This is the second blog, in a series of three, addressing meeting and event planning industry standards. Our first post dealt with meeting and event planners and how satisfied they were in their jobs. In that article we talked about how happy planners were with various aspects of their jobs. Most survey results indicated that, while there is always room for improvement, most event planners are content. Part of those findings show that a lot of professionals in the meeting and event planning industry are continuing their professional development. That”s a good sign indeed.
Read the full article here: Are Meeting and Event Planners Happy in Their Jobs?
Establishing Event Planning Standards Is Crucial

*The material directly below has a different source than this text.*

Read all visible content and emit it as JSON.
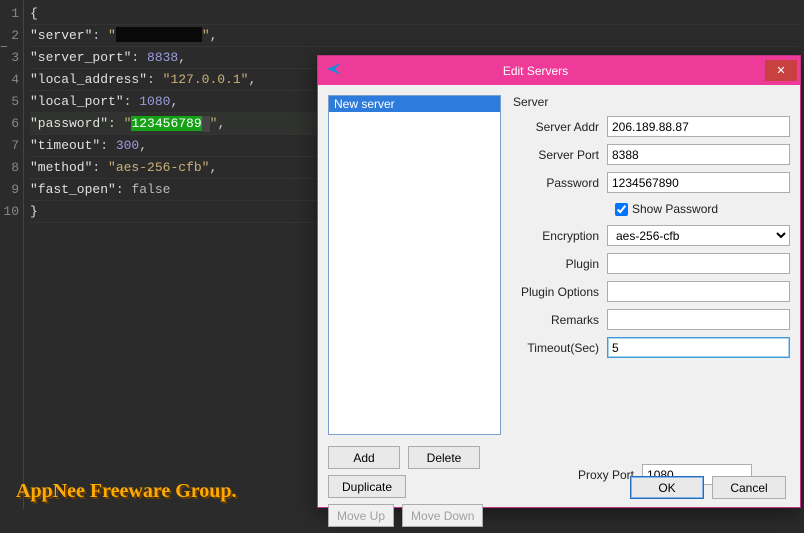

For this post we are going to shift our focus from event planner satisfaction to event planning standards. And, in particular, are those standards slipping. In the past when potential clients have asked me why they should hire me over a competitor, my reply has always been towards the standards. What I would generally say to a potential client is basically a transportation vehicle will be the same vehicle no matter which company you select. But what sets my company apart is the customer service that we provide during that transportation. In other words, I was trying to set us apart from our competition by addressing service expectations and our attitude towards them.
In my research for this article I found that most companies hold their customer surveys very close to their chest. However, I did reach out to a few of my colleagues in the industry and got them to give me some information and insights into customer satisfaction.
Generally, most customers have very high regards for the venues that are hosting their functions. There is a lot of attention to detail that is being given to the physical structure. The food also rated quite high on the satisfaction scale. Where the food was critiqued was in the price and portion sizes (as in too small). I have to say that I”m not quite in agreement with the portion size comments.
Where there was “room for improvement” was in the service personnel. A lot of feedback here was related to attitude and lack of knowledge regarding the event. And unfortunately this is probably one of the easiest areas for improvement. So why aren”t we improving?
I want to relay a staff recruiting story that I heard at a recent networking event. I was having a conversation with a few hotel executives when one started to relay an employee recruitment story about her hotel. This particular hotel (name and location obviously withheld) was hosting a job fair at a college. The job fair wasn”t particularly busy and the students had a laissez-faire attitude. The individual relaying the story was shocked with the lack of professionalism from the students. Most did not bother to wear business attire, rather many showed up in sweatpants. Now here”s the shocking part of the story. The next day, during an executive meeting, the human resources manager stated to the team that they may be faced with lowering their hiring standards in order to fill all of the jobs that were currently vacant. Yep, you heard me right. Now I”m not implying that we should hire someone just because they are wearing business attire. But, come on, if a potential employee doesn”t have the wherewithal to come to an interview in proper attire, you can pretty much be assured this is not a good match for you.
Now if I had been the hotel”s general manager there probably would”ve been one more job opening that day; the human resources position.
It is crucial that, when hiring, you look for someone that is able to implement your standards. At a minimum.
Key Items to Ensure You”re Hiring the Right Person for Your Event Planning Company
Employees are also potential customers. A mentor of mine taught me this a long time ago. Of course when interviewing for a position, you”re not going to be able to hire everybody that you meet. But it is crucial that you treat all interviewees as if they were your customers. Because, you just never know, one of them may be in a position down the road to offer your company a very lucrative piece of business. And they”ll remember their experience with you, even if you did not hire them.
The management versus staff mentality. If you are currently using these terms in your business stop right away. There”s nothing that drives me crazier than seeing a sign in an establishment signed by “the management”. To me using those terms to identify hierarchy in an organization is simply off putting. Whether you are the president of the company, or a more important coordinator, to me you are all staff. I really don”t care who has more authority within your organization. All I care about is that I”m getting the service that I expect.
Responsibility versus authority. Both have to be equal or the job task is not aligned properly. How can you possibly make somebody responsible for an action without giving them the proper authority to implement that action. All too often employees will have all of the responsibility with no authority. A no-win situation.
Establishing minimum standards of service for your company. I know that sounds like a no-brainer statement, but you would be surprised at the number of event planning companies that do not state its service standards. I guess it”s as if all the employees are mind readers? We”ve talked a lot about event planning checklists here. Well this is one item that I think should be built into every checklist. An event planning checklist must address company standards.
Service standards must be developed by the team. Establishing service standards is not a top down approach. The days of the boss dictating how he or she wants things to be done are becoming very unproductive. How many service training seminars have you attended where the presenter is in the front of the room running through some acronym that relates to service standards (like ” S is for standards”)? Honestly does this even work anymore? A service training program has to be inclusive of the participants in the room. The good ones are the ones where a checklists is developed throughout the training seminar by the participants input.
All indications are that most customers are quite happy with their event planning company. Event planners do have a keen sense of service standards. Where our industry standards sometimes fail is when we do not relay our expectations to our coworkers.
The next article relating to event planning industry standards will focus on the relationship between colleges and industry players.